• **SOURCE RECORDS**:
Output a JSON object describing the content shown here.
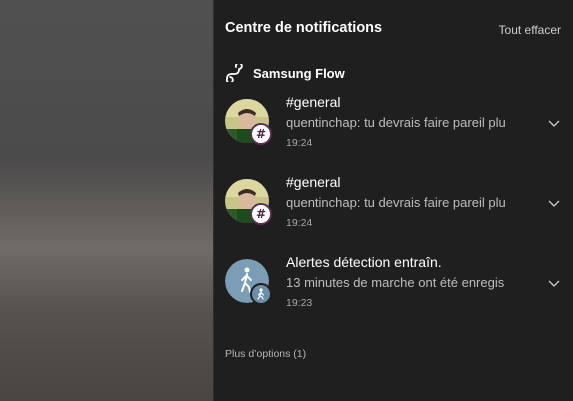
{
  "panel": {
    "title": "Centre de notifications",
    "clear_all_label": "Tout effacer",
    "more_options_label": "Plus d’options (1)"
  },
  "app_group": {
    "name": "Samsung Flow",
    "icon": "samsung-flow-icon"
  },
  "notifications": [
    {
      "title": "#general",
      "body": "quentinchap: tu devrais faire pareil plu",
      "time": "19:24",
      "avatar": "user-photo",
      "badge_icon": "slack-hash-icon",
      "badge_glyph": "#"
    },
    {
      "title": "#general",
      "body": "quentinchap: tu devrais faire pareil plu",
      "time": "19:24",
      "avatar": "user-photo",
      "badge_icon": "slack-hash-icon",
      "badge_glyph": "#"
    },
    {
      "title": "Alertes détection entraîn.",
      "body": "13 minutes de marche ont été enregis",
      "time": "19:23",
      "avatar": "walking-person-icon",
      "badge_icon": "health-badge-icon"
    }
  ],
  "colors": {
    "panel_background": "#1f1f1f",
    "slack_badge_border": "#5a2f55",
    "health_avatar": "#7b9db5"
  }
}
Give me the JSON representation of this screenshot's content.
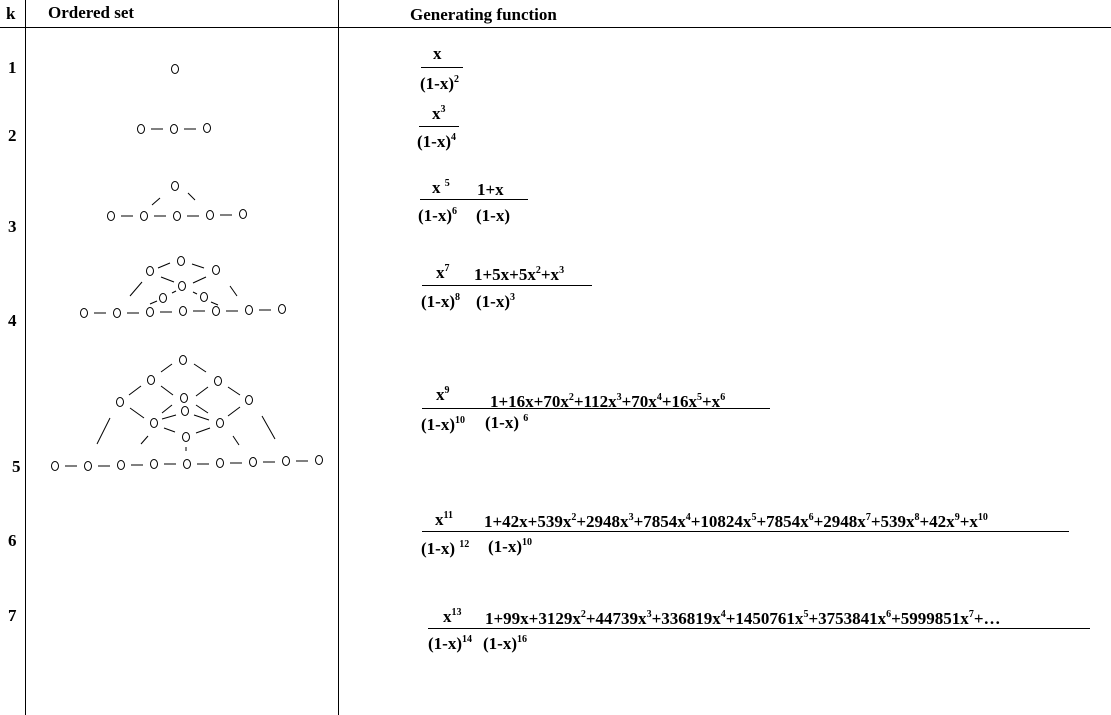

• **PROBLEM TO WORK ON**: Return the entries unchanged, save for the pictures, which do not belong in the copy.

• **EXERCISE ANSWER**:
Output a JSON object describing the content shown here.
{
  "panel": {
    "title": "Centre de notifications",
    "clear_all_label": "Tout effacer",
    "more_options_label": "Plus d’options (1)"
  },
  "app_group": {
    "name": "Samsung Flow",
    "icon": "samsung-flow-icon"
  },
  "notifications": [
    {
      "title": "#general",
      "body": "quentinchap: tu devrais faire pareil plu",
      "time": "19:24",
      "avatar": "user-photo",
      "badge_icon": "slack-hash-icon",
      "badge_glyph": "#"
    },
    {
      "title": "#general",
      "body": "quentinchap: tu devrais faire pareil plu",
      "time": "19:24",
      "avatar": "user-photo",
      "badge_icon": "slack-hash-icon",
      "badge_glyph": "#"
    },
    {
      "title": "Alertes détection entraîn.",
      "body": "13 minutes de marche ont été enregis",
      "time": "19:23",
      "avatar": "walking-person-icon",
      "badge_icon": "health-badge-icon"
    }
  ],
  "colors": {
    "panel_background": "#1f1f1f",
    "slack_badge_border": "#5a2f55",
    "health_avatar": "#7b9db5"
  }
}
Give me the JSON representation of this screenshot's content.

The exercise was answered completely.